> Work request
Your copy should match the records below word for word and contain no pictures.

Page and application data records
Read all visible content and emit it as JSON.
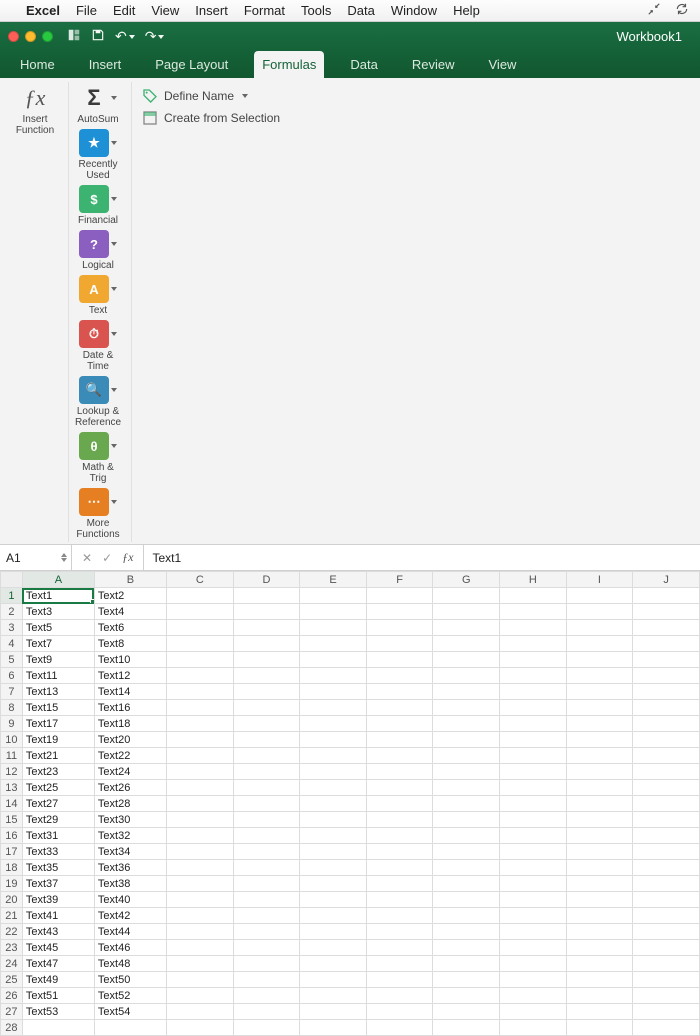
{
  "mac_menu": {
    "app": "Excel",
    "items": [
      "File",
      "Edit",
      "View",
      "Insert",
      "Format",
      "Tools",
      "Data",
      "Window",
      "Help"
    ]
  },
  "window": {
    "title": "Workbook1"
  },
  "ribbon_tabs": [
    "Home",
    "Insert",
    "Page Layout",
    "Formulas",
    "Data",
    "Review",
    "View"
  ],
  "active_tab": "Formulas",
  "ribbon": {
    "insert_function": "Insert\nFunction",
    "autosum": "AutoSum",
    "recent": "Recently\nUsed",
    "financial": "Financial",
    "logical": "Logical",
    "text": "Text",
    "date_time": "Date &\nTime",
    "lookup": "Lookup &\nReference",
    "math": "Math &\nTrig",
    "more": "More\nFunctions",
    "define_name": "Define Name",
    "create_from_selection": "Create from Selection"
  },
  "namebox": "A1",
  "formula_value": "Text1",
  "columns": [
    "A",
    "B",
    "C",
    "D",
    "E",
    "F",
    "G",
    "H",
    "I",
    "J"
  ],
  "col_widths": [
    "c-A",
    "c-B",
    "c-rest",
    "c-rest",
    "c-rest",
    "c-rest",
    "c-rest",
    "c-rest",
    "c-rest",
    "c-rest"
  ],
  "rows": 28,
  "active_cell": {
    "row": 1,
    "col": "A"
  },
  "data": {
    "1": {
      "A": "Text1",
      "B": "Text2"
    },
    "2": {
      "A": "Text3",
      "B": "Text4"
    },
    "3": {
      "A": "Text5",
      "B": "Text6"
    },
    "4": {
      "A": "Text7",
      "B": "Text8"
    },
    "5": {
      "A": "Text9",
      "B": "Text10"
    },
    "6": {
      "A": "Text11",
      "B": "Text12"
    },
    "7": {
      "A": "Text13",
      "B": "Text14"
    },
    "8": {
      "A": "Text15",
      "B": "Text16"
    },
    "9": {
      "A": "Text17",
      "B": "Text18"
    },
    "10": {
      "A": "Text19",
      "B": "Text20"
    },
    "11": {
      "A": "Text21",
      "B": "Text22"
    },
    "12": {
      "A": "Text23",
      "B": "Text24"
    },
    "13": {
      "A": "Text25",
      "B": "Text26"
    },
    "14": {
      "A": "Text27",
      "B": "Text28"
    },
    "15": {
      "A": "Text29",
      "B": "Text30"
    },
    "16": {
      "A": "Text31",
      "B": "Text32"
    },
    "17": {
      "A": "Text33",
      "B": "Text34"
    },
    "18": {
      "A": "Text35",
      "B": "Text36"
    },
    "19": {
      "A": "Text37",
      "B": "Text38"
    },
    "20": {
      "A": "Text39",
      "B": "Text40"
    },
    "21": {
      "A": "Text41",
      "B": "Text42"
    },
    "22": {
      "A": "Text43",
      "B": "Text44"
    },
    "23": {
      "A": "Text45",
      "B": "Text46"
    },
    "24": {
      "A": "Text47",
      "B": "Text48"
    },
    "25": {
      "A": "Text49",
      "B": "Text50"
    },
    "26": {
      "A": "Text51",
      "B": "Text52"
    },
    "27": {
      "A": "Text53",
      "B": "Text54"
    }
  },
  "colors": {
    "recent": "#1e90d6",
    "financial": "#3cb371",
    "logical": "#8b5fbf",
    "text": "#f0a830",
    "date_time": "#d9534f",
    "lookup": "#3a8bb8",
    "math": "#6aa84f",
    "more": "#e67e22"
  }
}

> Written solution
Read all visible content and emit it as JSON.
{
  "mac_menu": {
    "app": "Excel",
    "items": [
      "File",
      "Edit",
      "View",
      "Insert",
      "Format",
      "Tools",
      "Data",
      "Window",
      "Help"
    ]
  },
  "window": {
    "title": "Workbook1"
  },
  "ribbon_tabs": [
    "Home",
    "Insert",
    "Page Layout",
    "Formulas",
    "Data",
    "Review",
    "View"
  ],
  "active_tab": "Formulas",
  "ribbon": {
    "insert_function": "Insert\nFunction",
    "autosum": "AutoSum",
    "recent": "Recently\nUsed",
    "financial": "Financial",
    "logical": "Logical",
    "text": "Text",
    "date_time": "Date &\nTime",
    "lookup": "Lookup &\nReference",
    "math": "Math &\nTrig",
    "more": "More\nFunctions",
    "define_name": "Define Name",
    "create_from_selection": "Create from Selection"
  },
  "namebox": "A1",
  "formula_value": "Text1",
  "columns": [
    "A",
    "B",
    "C",
    "D",
    "E",
    "F",
    "G",
    "H",
    "I",
    "J"
  ],
  "col_widths": [
    "c-A",
    "c-B",
    "c-rest",
    "c-rest",
    "c-rest",
    "c-rest",
    "c-rest",
    "c-rest",
    "c-rest",
    "c-rest"
  ],
  "rows": 28,
  "active_cell": {
    "row": 1,
    "col": "A"
  },
  "data": {
    "1": {
      "A": "Text1",
      "B": "Text2"
    },
    "2": {
      "A": "Text3",
      "B": "Text4"
    },
    "3": {
      "A": "Text5",
      "B": "Text6"
    },
    "4": {
      "A": "Text7",
      "B": "Text8"
    },
    "5": {
      "A": "Text9",
      "B": "Text10"
    },
    "6": {
      "A": "Text11",
      "B": "Text12"
    },
    "7": {
      "A": "Text13",
      "B": "Text14"
    },
    "8": {
      "A": "Text15",
      "B": "Text16"
    },
    "9": {
      "A": "Text17",
      "B": "Text18"
    },
    "10": {
      "A": "Text19",
      "B": "Text20"
    },
    "11": {
      "A": "Text21",
      "B": "Text22"
    },
    "12": {
      "A": "Text23",
      "B": "Text24"
    },
    "13": {
      "A": "Text25",
      "B": "Text26"
    },
    "14": {
      "A": "Text27",
      "B": "Text28"
    },
    "15": {
      "A": "Text29",
      "B": "Text30"
    },
    "16": {
      "A": "Text31",
      "B": "Text32"
    },
    "17": {
      "A": "Text33",
      "B": "Text34"
    },
    "18": {
      "A": "Text35",
      "B": "Text36"
    },
    "19": {
      "A": "Text37",
      "B": "Text38"
    },
    "20": {
      "A": "Text39",
      "B": "Text40"
    },
    "21": {
      "A": "Text41",
      "B": "Text42"
    },
    "22": {
      "A": "Text43",
      "B": "Text44"
    },
    "23": {
      "A": "Text45",
      "B": "Text46"
    },
    "24": {
      "A": "Text47",
      "B": "Text48"
    },
    "25": {
      "A": "Text49",
      "B": "Text50"
    },
    "26": {
      "A": "Text51",
      "B": "Text52"
    },
    "27": {
      "A": "Text53",
      "B": "Text54"
    }
  },
  "colors": {
    "recent": "#1e90d6",
    "financial": "#3cb371",
    "logical": "#8b5fbf",
    "text": "#f0a830",
    "date_time": "#d9534f",
    "lookup": "#3a8bb8",
    "math": "#6aa84f",
    "more": "#e67e22"
  }
}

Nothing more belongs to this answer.